for blacks, there is an added benefit to buying black.

for blacks, there is an added benefit to "buying black."

although the secondary data to support either way is extremely limited (both we and the client were disappointed), the story my fantastic team was able to pull together suggests that the answer is’yes.’  at the end of the day,for blacks, supporting black owned businesses is more than just about buying a product, it is about supporting community (an incredibly important value when it comes to this consumer base).   a look at sales data from a few very popular brands belonging to black owned businesses validates the argument showing that blacks account for the majority of sales.  in addition, anecdotal support through personal stories and examples like this recent blog post here support the idea as well.  

so, although there is no definitive data, as of yet, on this issue.  the jury is leaning heavily towards yes.  what then are the marketing, advertising, business, financial, social, and cultural implications of “buying black?”

Filed under: Uncategorized, , , , , , ,

whose lovemark are you?

for those unfamiliar with the term, lovemarks are an interesting concept developed by kevin roberts, ceo of saatchi & saatchi, and are the ‘future beyond brands.’  according to kevin, “brands have (simply) run out of juice.”  consequently, he encourages us to stop developing brands and start developing lovemarks.  the difference?  while we may love brands, we love and respect lovemarks!  he defines a lovemark as the following: 

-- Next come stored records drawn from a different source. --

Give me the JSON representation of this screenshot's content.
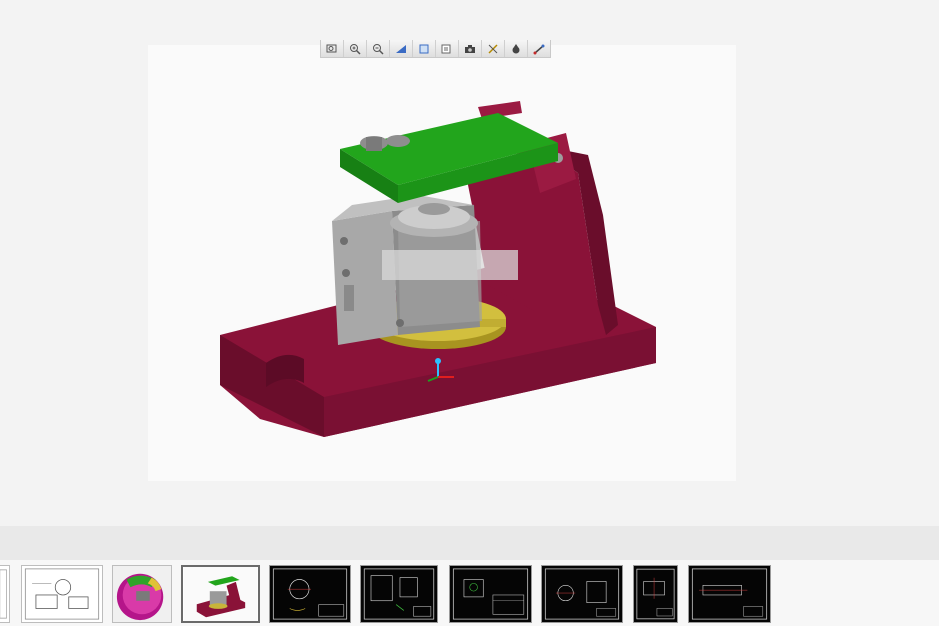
{
  "viewer": {
    "toolbar": {
      "tools": [
        {
          "name": "zoom-fit-icon"
        },
        {
          "name": "zoom-in-icon"
        },
        {
          "name": "zoom-out-icon"
        },
        {
          "name": "view-orientation-icon"
        },
        {
          "name": "view-plane-icon"
        },
        {
          "name": "layers-icon"
        },
        {
          "name": "camera-icon"
        },
        {
          "name": "spin-icon"
        },
        {
          "name": "display-style-icon"
        },
        {
          "name": "measure-icon"
        }
      ]
    },
    "model": {
      "colors": {
        "base": "#8a1238",
        "clamp_plate": "#22a51c",
        "workpiece": "#9a9a9a",
        "ring": "#c8b43a"
      }
    }
  },
  "thumbnails": [
    {
      "kind": "drawing-light",
      "selected": false
    },
    {
      "kind": "drawing-light",
      "selected": false
    },
    {
      "kind": "render-part",
      "selected": false
    },
    {
      "kind": "render-assembly",
      "selected": true
    },
    {
      "kind": "drawing-dark",
      "selected": false
    },
    {
      "kind": "drawing-dark",
      "selected": false
    },
    {
      "kind": "drawing-dark",
      "selected": false
    },
    {
      "kind": "drawing-dark",
      "selected": false
    },
    {
      "kind": "drawing-dark",
      "selected": false
    },
    {
      "kind": "drawing-dark",
      "selected": false
    }
  ]
}
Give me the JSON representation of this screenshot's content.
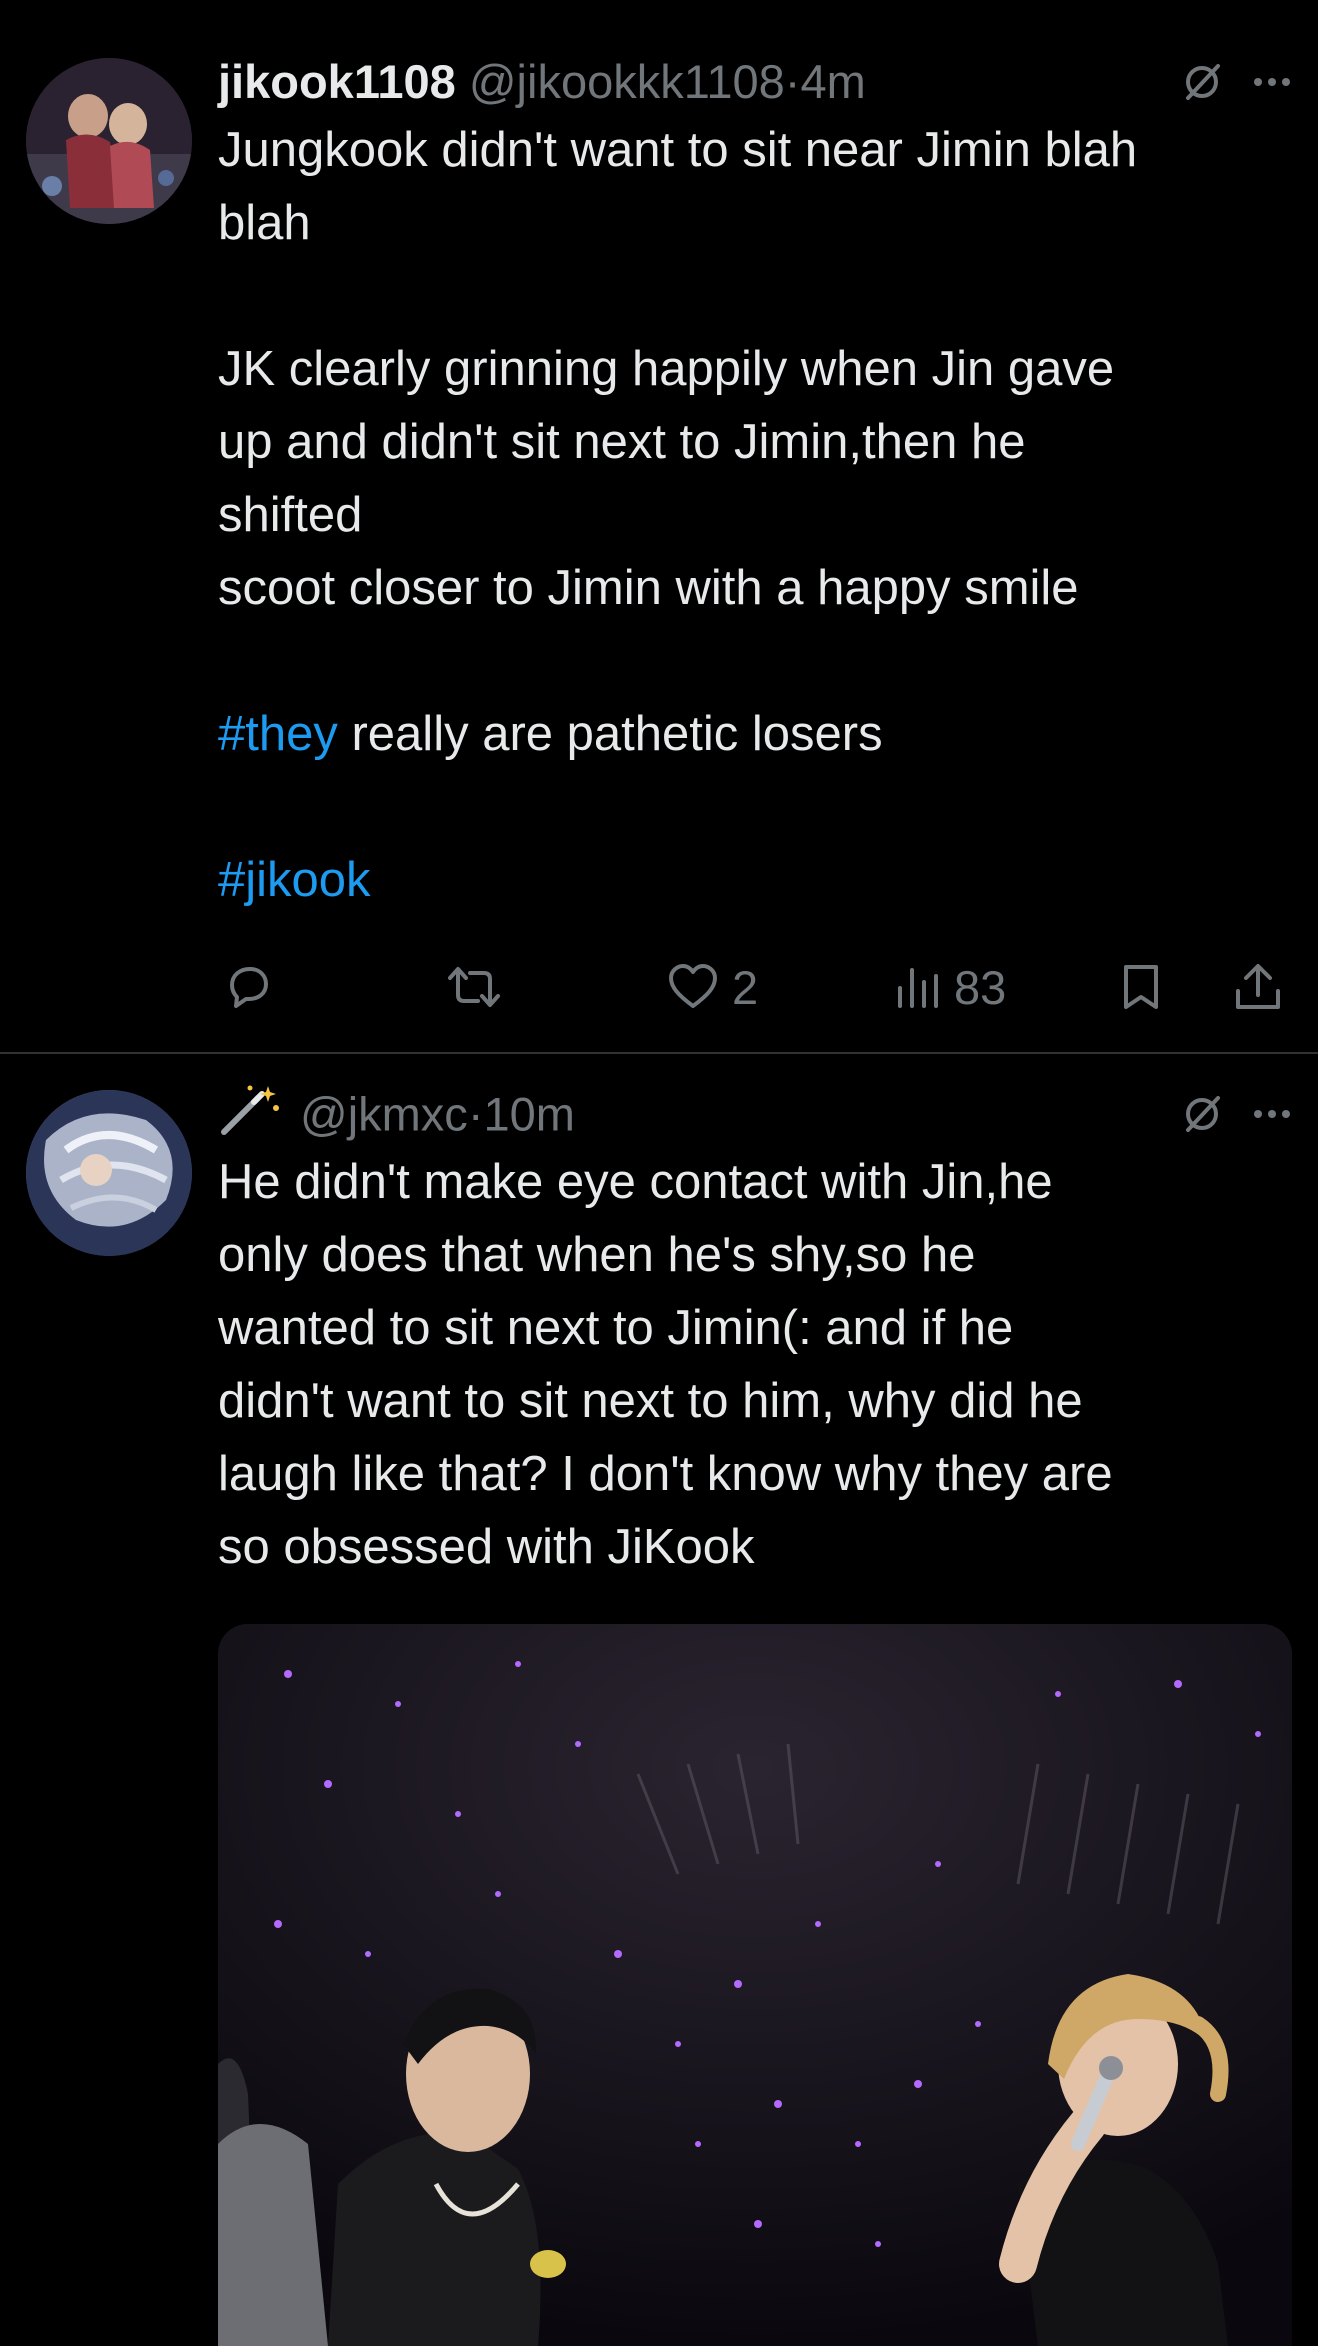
{
  "tweets": [
    {
      "display_name": "jikook1108",
      "handle": "@jikookkk1108",
      "separator": "·",
      "time": "4m",
      "lines": [
        {
          "parts": [
            {
              "text": "Jungkook didn't want to sit near Jimin blah",
              "hashtag": false
            }
          ]
        },
        {
          "parts": [
            {
              "text": "blah",
              "hashtag": false
            }
          ]
        },
        {
          "parts": [
            {
              "text": "",
              "hashtag": false
            }
          ]
        },
        {
          "parts": [
            {
              "text": "JK clearly grinning happily when Jin gave",
              "hashtag": false
            }
          ]
        },
        {
          "parts": [
            {
              "text": "up and didn't sit next to Jimin,then he",
              "hashtag": false
            }
          ]
        },
        {
          "parts": [
            {
              "text": "shifted",
              "hashtag": false
            }
          ]
        },
        {
          "parts": [
            {
              "text": "scoot closer to Jimin with a happy smile",
              "hashtag": false
            }
          ]
        },
        {
          "parts": [
            {
              "text": "",
              "hashtag": false
            }
          ]
        },
        {
          "parts": [
            {
              "text": "#they",
              "hashtag": true
            },
            {
              "text": " really are pathetic losers",
              "hashtag": false
            }
          ]
        },
        {
          "parts": [
            {
              "text": "",
              "hashtag": false
            }
          ]
        },
        {
          "parts": [
            {
              "text": "#jikook",
              "hashtag": true
            }
          ]
        }
      ],
      "actions": {
        "reply_count": "",
        "retweet_count": "",
        "like_count": "2",
        "view_count": "83"
      }
    },
    {
      "display_name_icon": "magic-wand-icon",
      "handle": "@jkmxc",
      "separator": "·",
      "time": "10m",
      "lines": [
        {
          "parts": [
            {
              "text": "He didn't make eye contact with Jin,he",
              "hashtag": false
            }
          ]
        },
        {
          "parts": [
            {
              "text": "only does that when he's shy,so he",
              "hashtag": false
            }
          ]
        },
        {
          "parts": [
            {
              "text": "wanted to sit next to Jimin(: and if he",
              "hashtag": false
            }
          ]
        },
        {
          "parts": [
            {
              "text": "didn't want to sit next to him, why did he",
              "hashtag": false
            }
          ]
        },
        {
          "parts": [
            {
              "text": "laugh like that? I don't know why they are",
              "hashtag": false
            }
          ]
        },
        {
          "parts": [
            {
              "text": "so obsessed with JiKook",
              "hashtag": false
            }
          ]
        }
      ]
    }
  ],
  "colors": {
    "background": "#000000",
    "text": "#e7e9ea",
    "muted": "#71767b",
    "hashtag": "#1d9bf0",
    "divider": "#2f3336"
  },
  "icons": [
    "grok-icon",
    "more-icon",
    "reply-icon",
    "retweet-icon",
    "like-icon",
    "views-icon",
    "bookmark-icon",
    "share-icon",
    "magic-wand-icon"
  ]
}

“Lovemarks transcend brands. They deliver beyond your expectations of great performance…Lovemarks reach your heart as well as your mind, creating an intimate, emotional connection that you just can’t live without. Ever.

Take a brand away and people will find a replacement. Take a Lovemark away and people will protest its absence. Lovemarks are a relationship, not a mere transaction. You don’t just buy Lovemarks, you embrace them passionately. That’s why you never want to let go.

Put simply, Lovemarks inspire.”

a great example of showcasing that your product is a lovemark is what crispin porter did with the whopper.  and while we all might strive to start turning every product, company, and brand we work on into a lovemark (it’s clear that in a down economy you would prefer to have a lovermark, right?), the question for today is about you.  

are you a fad, a product, a brand, or a lovemark?  on the job?  with your family?  in your community?  whose lovemark are you?  who never wants to let you go?  who would freak out if you were eliminated (laid off)?  who in your life thinks you are irreplaceable?  has your company decided that they won’t go into battle with you?  

i encourage you to make a list of all of the important stakeholders in your life (your family, friends, job, community organizations, etc) with two columns next to it-desired state and current state.  while the desired state for all should be the same for all (re: lovemark), after reflection, you may realize that the current state is not.  if you find a gap anywhere (you want to be a lovemark to your campany but you are more like a product), I would recommend that you start crafting out a plan about how to get more love and/or respect from the people you have determined to matter.  

so…whose lovemark are you (leave comments below)?

 

whos lovemark are you?

who's lovemark are you?

Filed under: lifemark, , , , , , , , , ,

categories

share/subscribe

share this blog:
Bookmark and Share

subscribe to this blog
Subscribe

share/subscribe

share this blog:
Bookmark and Share

subscribe to this blog
Subscribe

get this blog in your email…

get this blog in your rss feed…

connect with me on…

my tweets…